What to work on:
Print all the records exactly as they stand.

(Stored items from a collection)

*** Begin section ***

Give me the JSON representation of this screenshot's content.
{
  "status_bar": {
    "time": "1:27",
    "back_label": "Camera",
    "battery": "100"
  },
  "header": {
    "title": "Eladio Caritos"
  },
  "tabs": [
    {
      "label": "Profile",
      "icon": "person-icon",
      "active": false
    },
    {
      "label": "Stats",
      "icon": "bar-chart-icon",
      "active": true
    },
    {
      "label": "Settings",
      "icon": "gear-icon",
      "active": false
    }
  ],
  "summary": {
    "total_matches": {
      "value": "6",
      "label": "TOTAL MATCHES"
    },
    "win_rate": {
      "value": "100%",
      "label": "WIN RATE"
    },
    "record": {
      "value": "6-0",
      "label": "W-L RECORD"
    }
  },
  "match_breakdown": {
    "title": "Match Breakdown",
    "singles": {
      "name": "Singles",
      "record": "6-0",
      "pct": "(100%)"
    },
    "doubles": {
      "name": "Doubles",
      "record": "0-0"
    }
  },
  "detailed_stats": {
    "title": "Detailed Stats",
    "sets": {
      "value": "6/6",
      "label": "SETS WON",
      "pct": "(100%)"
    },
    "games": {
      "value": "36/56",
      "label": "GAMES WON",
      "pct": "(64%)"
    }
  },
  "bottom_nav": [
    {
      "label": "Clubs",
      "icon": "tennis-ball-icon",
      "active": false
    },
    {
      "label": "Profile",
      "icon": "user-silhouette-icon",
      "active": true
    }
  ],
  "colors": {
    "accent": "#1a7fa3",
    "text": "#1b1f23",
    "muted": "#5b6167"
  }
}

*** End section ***

Written solution:
Give me the JSON representation of this screenshot's content.
{
  "status_bar": {
    "time": "1:27",
    "back_label": "Camera",
    "battery": "100"
  },
  "header": {
    "title": "Eladio Caritos"
  },
  "tabs": [
    {
      "label": "Profile",
      "icon": "person-icon",
      "active": false
    },
    {
      "label": "Stats",
      "icon": "bar-chart-icon",
      "active": true
    },
    {
      "label": "Settings",
      "icon": "gear-icon",
      "active": false
    }
  ],
  "summary": {
    "total_matches": {
      "value": "6",
      "label": "TOTAL MATCHES"
    },
    "win_rate": {
      "value": "100%",
      "label": "WIN RATE"
    },
    "record": {
      "value": "6-0",
      "label": "W-L RECORD"
    }
  },
  "match_breakdown": {
    "title": "Match Breakdown",
    "singles": {
      "name": "Singles",
      "record": "6-0",
      "pct": "(100%)"
    },
    "doubles": {
      "name": "Doubles",
      "record": "0-0"
    }
  },
  "detailed_stats": {
    "title": "Detailed Stats",
    "sets": {
      "value": "6/6",
      "label": "SETS WON",
      "pct": "(100%)"
    },
    "games": {
      "value": "36/56",
      "label": "GAMES WON",
      "pct": "(64%)"
    }
  },
  "bottom_nav": [
    {
      "label": "Clubs",
      "icon": "tennis-ball-icon",
      "active": false
    },
    {
      "label": "Profile",
      "icon": "user-silhouette-icon",
      "active": true
    }
  ],
  "colors": {
    "accent": "#1a7fa3",
    "text": "#1b1f23",
    "muted": "#5b6167"
  }
}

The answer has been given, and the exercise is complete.